The latest print release of the Press Information Bureau audaciously hails India as the “most open economy in the world”. This comes with the announcement of the government on the 20th of June, 2016, which brings in breakthrough amendments in the current FDI policy. With increased sectoral caps and further drift towards the automatic sector being the highlights, these changes aim to accelerate foreign investment in India.
The major revamps are as follows:
- Defence Sector: The latest policy now allows FDI in the defence sector up to 100%. An investment beyond 49% would require the approval of the government.

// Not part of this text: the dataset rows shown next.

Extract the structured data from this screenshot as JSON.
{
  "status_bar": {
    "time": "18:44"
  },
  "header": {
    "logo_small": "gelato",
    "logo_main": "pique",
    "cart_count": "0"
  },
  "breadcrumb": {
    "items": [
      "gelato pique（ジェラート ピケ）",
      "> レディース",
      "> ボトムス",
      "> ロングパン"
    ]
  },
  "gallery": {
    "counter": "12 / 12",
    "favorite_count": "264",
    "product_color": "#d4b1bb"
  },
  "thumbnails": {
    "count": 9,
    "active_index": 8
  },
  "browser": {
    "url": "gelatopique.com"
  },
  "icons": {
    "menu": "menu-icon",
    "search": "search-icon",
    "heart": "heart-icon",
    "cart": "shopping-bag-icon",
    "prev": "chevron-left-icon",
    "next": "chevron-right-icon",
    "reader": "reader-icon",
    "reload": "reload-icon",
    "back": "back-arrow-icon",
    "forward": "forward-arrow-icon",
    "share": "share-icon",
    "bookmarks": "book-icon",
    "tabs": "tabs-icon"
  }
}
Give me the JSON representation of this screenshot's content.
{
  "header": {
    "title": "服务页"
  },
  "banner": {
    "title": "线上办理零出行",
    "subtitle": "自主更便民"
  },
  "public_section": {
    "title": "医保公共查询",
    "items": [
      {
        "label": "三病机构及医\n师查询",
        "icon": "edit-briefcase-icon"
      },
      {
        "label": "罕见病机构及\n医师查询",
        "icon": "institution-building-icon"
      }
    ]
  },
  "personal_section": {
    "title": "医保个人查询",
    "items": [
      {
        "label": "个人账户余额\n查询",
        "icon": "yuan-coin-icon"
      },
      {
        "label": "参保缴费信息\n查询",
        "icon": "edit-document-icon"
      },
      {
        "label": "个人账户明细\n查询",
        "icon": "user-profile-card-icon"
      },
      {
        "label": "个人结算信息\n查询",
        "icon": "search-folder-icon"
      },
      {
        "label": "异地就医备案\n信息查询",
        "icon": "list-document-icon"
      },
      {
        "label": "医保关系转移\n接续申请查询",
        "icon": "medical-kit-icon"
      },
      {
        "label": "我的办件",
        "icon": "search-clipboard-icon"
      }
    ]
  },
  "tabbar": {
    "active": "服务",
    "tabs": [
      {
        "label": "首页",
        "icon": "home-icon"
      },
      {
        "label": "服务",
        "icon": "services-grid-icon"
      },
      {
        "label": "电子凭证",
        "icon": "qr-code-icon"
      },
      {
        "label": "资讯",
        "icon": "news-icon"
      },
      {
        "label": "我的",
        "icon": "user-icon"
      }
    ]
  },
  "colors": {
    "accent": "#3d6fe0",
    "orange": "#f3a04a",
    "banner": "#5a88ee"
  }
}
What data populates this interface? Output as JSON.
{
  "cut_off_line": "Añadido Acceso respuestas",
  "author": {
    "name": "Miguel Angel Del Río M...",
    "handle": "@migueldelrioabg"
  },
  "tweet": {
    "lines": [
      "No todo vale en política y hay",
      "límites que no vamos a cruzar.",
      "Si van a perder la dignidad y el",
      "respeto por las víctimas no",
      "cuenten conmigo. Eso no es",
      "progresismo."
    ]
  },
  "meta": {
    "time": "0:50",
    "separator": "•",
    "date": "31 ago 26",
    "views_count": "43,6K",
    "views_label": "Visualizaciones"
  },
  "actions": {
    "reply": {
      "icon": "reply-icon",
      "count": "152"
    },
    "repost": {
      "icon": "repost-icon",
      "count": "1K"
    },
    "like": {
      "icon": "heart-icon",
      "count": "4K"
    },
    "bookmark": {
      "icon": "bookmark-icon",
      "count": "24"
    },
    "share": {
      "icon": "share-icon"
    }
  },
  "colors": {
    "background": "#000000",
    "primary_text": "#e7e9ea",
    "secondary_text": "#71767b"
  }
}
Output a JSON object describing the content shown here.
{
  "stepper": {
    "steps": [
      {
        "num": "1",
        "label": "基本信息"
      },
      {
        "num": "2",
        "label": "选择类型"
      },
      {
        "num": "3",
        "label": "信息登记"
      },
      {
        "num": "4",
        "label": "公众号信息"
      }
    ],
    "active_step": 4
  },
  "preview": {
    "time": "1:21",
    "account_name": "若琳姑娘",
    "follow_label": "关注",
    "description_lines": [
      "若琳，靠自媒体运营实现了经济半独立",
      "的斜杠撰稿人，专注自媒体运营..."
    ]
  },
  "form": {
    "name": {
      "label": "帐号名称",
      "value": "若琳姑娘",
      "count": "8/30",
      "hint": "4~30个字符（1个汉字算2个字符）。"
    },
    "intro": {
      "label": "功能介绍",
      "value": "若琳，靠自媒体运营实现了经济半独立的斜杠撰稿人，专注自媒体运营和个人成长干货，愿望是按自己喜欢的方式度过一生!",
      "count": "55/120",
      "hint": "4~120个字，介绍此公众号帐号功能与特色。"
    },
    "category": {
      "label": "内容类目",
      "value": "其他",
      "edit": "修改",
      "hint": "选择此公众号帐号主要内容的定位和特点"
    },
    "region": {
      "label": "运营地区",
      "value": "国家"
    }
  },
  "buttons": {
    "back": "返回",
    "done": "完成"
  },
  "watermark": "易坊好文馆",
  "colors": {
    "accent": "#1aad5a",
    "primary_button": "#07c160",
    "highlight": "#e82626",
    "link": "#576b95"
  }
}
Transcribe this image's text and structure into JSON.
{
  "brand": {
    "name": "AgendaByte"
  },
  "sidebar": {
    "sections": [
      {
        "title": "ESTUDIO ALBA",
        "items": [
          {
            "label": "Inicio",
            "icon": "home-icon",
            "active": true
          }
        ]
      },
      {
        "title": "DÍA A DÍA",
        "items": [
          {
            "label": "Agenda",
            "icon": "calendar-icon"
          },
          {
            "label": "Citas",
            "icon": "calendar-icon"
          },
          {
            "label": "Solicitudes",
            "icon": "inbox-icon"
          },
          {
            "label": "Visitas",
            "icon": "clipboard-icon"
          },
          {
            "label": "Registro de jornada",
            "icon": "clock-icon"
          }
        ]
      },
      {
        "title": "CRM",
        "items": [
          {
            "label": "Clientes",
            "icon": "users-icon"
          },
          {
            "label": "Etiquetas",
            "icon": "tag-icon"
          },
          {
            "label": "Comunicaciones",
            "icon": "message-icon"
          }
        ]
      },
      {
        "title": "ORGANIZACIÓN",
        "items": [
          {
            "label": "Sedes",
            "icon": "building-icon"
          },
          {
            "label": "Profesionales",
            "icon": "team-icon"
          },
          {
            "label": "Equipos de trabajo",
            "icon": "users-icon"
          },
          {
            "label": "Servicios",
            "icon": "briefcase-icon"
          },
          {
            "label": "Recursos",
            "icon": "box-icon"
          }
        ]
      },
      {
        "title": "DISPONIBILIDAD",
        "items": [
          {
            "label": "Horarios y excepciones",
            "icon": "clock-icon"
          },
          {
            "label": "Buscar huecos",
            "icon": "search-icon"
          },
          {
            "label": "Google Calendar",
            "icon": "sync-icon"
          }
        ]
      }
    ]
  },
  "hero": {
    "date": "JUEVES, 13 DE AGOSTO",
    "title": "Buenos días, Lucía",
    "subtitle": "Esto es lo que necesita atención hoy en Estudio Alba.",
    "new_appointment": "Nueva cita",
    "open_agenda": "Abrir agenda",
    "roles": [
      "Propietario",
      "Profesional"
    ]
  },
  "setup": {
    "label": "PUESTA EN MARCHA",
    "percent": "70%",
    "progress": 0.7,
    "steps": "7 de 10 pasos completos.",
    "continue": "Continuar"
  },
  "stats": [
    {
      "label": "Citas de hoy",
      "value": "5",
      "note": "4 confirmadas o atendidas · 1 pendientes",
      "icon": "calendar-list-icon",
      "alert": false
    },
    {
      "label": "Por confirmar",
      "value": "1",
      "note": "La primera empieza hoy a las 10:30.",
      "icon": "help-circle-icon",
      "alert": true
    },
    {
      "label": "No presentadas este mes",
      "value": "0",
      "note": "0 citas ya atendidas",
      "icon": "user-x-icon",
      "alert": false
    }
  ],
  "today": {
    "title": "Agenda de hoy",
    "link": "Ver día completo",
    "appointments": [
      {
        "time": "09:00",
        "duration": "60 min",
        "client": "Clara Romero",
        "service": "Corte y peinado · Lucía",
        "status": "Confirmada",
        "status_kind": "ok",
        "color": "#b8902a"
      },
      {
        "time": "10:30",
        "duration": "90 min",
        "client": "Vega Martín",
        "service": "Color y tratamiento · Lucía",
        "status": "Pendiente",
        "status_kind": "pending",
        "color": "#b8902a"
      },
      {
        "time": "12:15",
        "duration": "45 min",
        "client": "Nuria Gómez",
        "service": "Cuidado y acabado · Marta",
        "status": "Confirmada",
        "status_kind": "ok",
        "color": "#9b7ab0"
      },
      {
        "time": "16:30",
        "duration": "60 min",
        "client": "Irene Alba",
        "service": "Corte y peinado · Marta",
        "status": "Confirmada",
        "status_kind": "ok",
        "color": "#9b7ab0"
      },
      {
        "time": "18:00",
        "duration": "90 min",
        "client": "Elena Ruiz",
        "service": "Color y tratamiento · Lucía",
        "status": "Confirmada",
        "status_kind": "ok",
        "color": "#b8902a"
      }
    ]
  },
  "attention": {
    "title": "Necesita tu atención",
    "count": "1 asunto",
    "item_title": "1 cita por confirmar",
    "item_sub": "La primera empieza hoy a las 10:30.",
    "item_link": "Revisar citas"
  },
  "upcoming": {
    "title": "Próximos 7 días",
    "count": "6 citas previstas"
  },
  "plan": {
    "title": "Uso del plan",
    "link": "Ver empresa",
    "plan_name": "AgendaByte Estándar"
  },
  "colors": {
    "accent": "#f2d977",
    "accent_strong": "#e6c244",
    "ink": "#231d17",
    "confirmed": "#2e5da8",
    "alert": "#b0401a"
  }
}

Furthermore, the mandate for the investors to give access to ‘state-of-art’ technology for investments over 49% has been done away with. These changes have also been made applicable to the manufacturing of small arms and ammunitions covered under the Arms Act, 1959.
This could well be a welcome change for the defence sector, which could manage a foreign investment of only INR 64 Lakhs in the previous financial year.
- Trading of food products: A radical change introduced in this arena is the permission of up to 100% FDI under the approval route, for the trading of the food products manufactured in India. This includes their trading through e-commerce as well.
- Civil Aviation: The latest announcement allows 100% FDI in indigenous airlines. Moreover, 100% FDI is now permitted in the existing airport projects (Brownfield avenues) through the automatic route, which was limited to 74% so far. These changes should intermingle well with the current aviation policy. Together, they will aid the modernization of the existing airports and will help ease the pressure on them.
- Pharmaceutical Sector: In the Brownfield pharma avenues, the government has now allowed up to 74% FDI under the automatic route. However, for an investment beyond 74%, the approval of the government would be required.
- Animal Husbandry: The latest amendment removes the requirement of ‘controlled conditions’ for FDI in Animal Husbandry, Pisciculture, Aquaculture and Apiculture. It has trimmed the earlier provision to allow 100% FDI in these sectors through the automatic route, without any conditions.
- Establishment of branch/liaison/project office: This amendment applies to the entities which are into the businesses of Defence, Telecom, Private Security or Information and Broadcasting. It lifts off the mandate to get additional permissions from the RBI or other nodal security agencies, if an approval from the FIPB or the concerned Ministry has been taken.
- Private Security Agencies: The government has now allowed FDI up to 49% through the automatic route in this sector. For an investment above 49% and up to 74%, the approval from the government would be required. This liberalizes the current provision, which allows only up to 49% FDI through the approval route.
- Broadcasting Carriage Services: In order to develop this sector, the government has announced a cap of 100% on FDI via the automatic route, on listed activities. These activities include teleports, DTH services, cable networks and mobile TV.
- Single Brand Retail Trading: On the request of single brand retail entities like Apple Inc., the local sourcing norms on such entities have now been relaxed, provided their products have ‘state-of-art’ and ‘cutting-edge technology’.
The changes have stirred an immediate positivity in the market, with the Sensex ballooning up by 241 points right after the announcement. However, its long-term effects, primarily on the defence sector, can prove to be intriguing.
http://pib.nic.in/newsite/PrintRelease.aspx?relid=146338 (PIB Release)
http://dipp.nic.in/English/policies/FDI_Circular_2016.pdf (FDI Policy, 2016)
http://dipp.nic.in/English/acts_rules/Press_Notes/pn12_2015.pdf (Press Note of November, 2015)